Over the holidays, we had a great variety of music appreciators in our house for parties, from Met performers to choral giggers to avid listeners to poets. All are concerned with words and communication through the medium of the voice and through words. All are concerned that the words be clear. But one young collaborative pianist asked me whether I thought one should learn the text of a song or role first, or the music? I replied without pause that I think a great singer learns the music first, and then the words. Since the general method encountered in conservatories is the reverse, why would I make such a reckless statement?
Consider the most famous libretti by the most famous opera librettist of all time, Pietro Metastasio. Top of the list would be Alessandro nell’Indie, Artaserse, Didone abbandonata and L‘Olimpiade. Not counting librettos derived from Metastasio’s, there are at least thirty settings of each of these works (and most of Metastasio’s other works were set nearly as many times). So, if we are learning Hasse’s version of one of these operas, as opposed to Galuppi’s or Gluck’s, what is it we are learning and attempting to express? Are we learning and expressing the libretto the same way again and over again? Most certainly not. We are learning to express the text of the opera, which is to say the music by Hasse, Gluck or Galuppi (or thirty more). Metastasio’s work has become the subtext.
The argument extends even further if we consider the care with which talented vocal composers set words for desired effects. Great composers of every century have worked with great artists to achieve the performance of their works, and a Handel, for instance, would work with the best singers when possible. If we study how Handel wrote, it becomes clear that if he wanted a gentler, more flutey effect up in the passaggio of a singer’s voice, he set the note on “u” or “o.” If he wanted brassy brightness, he set the same note on “ah” or “i [ee].” This quite apart from the kind of vocal acrobatics (or lack of same) he might use to highlight a text.
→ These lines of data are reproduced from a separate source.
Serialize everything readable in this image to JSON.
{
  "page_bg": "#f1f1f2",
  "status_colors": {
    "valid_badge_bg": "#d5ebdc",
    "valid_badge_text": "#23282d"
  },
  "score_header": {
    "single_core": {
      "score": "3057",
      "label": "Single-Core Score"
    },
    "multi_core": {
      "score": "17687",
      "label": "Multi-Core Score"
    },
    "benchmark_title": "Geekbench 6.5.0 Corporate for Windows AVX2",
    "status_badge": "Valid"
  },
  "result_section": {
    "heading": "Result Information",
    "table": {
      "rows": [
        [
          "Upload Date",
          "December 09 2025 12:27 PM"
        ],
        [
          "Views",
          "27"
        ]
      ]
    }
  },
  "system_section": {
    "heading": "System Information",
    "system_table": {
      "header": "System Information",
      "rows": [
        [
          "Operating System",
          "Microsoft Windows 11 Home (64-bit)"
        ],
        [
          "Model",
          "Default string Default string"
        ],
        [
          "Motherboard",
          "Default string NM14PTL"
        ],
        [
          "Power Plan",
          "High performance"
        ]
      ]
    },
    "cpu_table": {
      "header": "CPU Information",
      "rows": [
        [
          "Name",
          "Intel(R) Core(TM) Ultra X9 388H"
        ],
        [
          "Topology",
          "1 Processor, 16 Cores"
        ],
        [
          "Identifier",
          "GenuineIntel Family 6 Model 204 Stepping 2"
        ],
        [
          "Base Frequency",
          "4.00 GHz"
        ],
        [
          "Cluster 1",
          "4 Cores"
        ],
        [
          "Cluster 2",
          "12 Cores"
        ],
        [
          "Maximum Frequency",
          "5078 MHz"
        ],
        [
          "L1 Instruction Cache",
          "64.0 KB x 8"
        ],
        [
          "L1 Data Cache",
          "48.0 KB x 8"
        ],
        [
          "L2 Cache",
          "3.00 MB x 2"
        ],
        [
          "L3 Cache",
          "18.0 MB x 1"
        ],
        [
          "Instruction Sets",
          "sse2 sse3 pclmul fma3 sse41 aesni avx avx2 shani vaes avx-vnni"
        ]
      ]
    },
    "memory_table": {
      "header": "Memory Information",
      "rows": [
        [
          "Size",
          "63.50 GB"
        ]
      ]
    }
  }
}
Therefore I contend that if we are not striving to sing the pure words, the argument is to be made that we are not performing the music. We are performing something else (and, usually, what I find we are performing is the love for our own voices!)
On closer examination, good vocal composers make these distinctions in all sorts of classical repertoire. We must bear in mind that they were creating settings for singers who were trained to deliver a good two octaves, and, until the past century, I can’t find that singers were taught to compromise vowels. It is difficult to make the same argument for most popular song, because its vocal requirements (span, or tessitura) are usually much more narrow than that required of classical singers.
If we are not expressing the words, then are we really performing the song, or aria or role? Of course, something could be said for creating a timbre that is expressive of the music at the cost of purity of pronunciation, and here we get into an interesting set of choices between the demands of the words and the demands of the musical character, not to speak of the demands of the line: does it want to be smooth, or sharp? How much vocal pressure should we exert in response to the words before we have compromised the musical line?
Is singing not an endlessly debatable activity?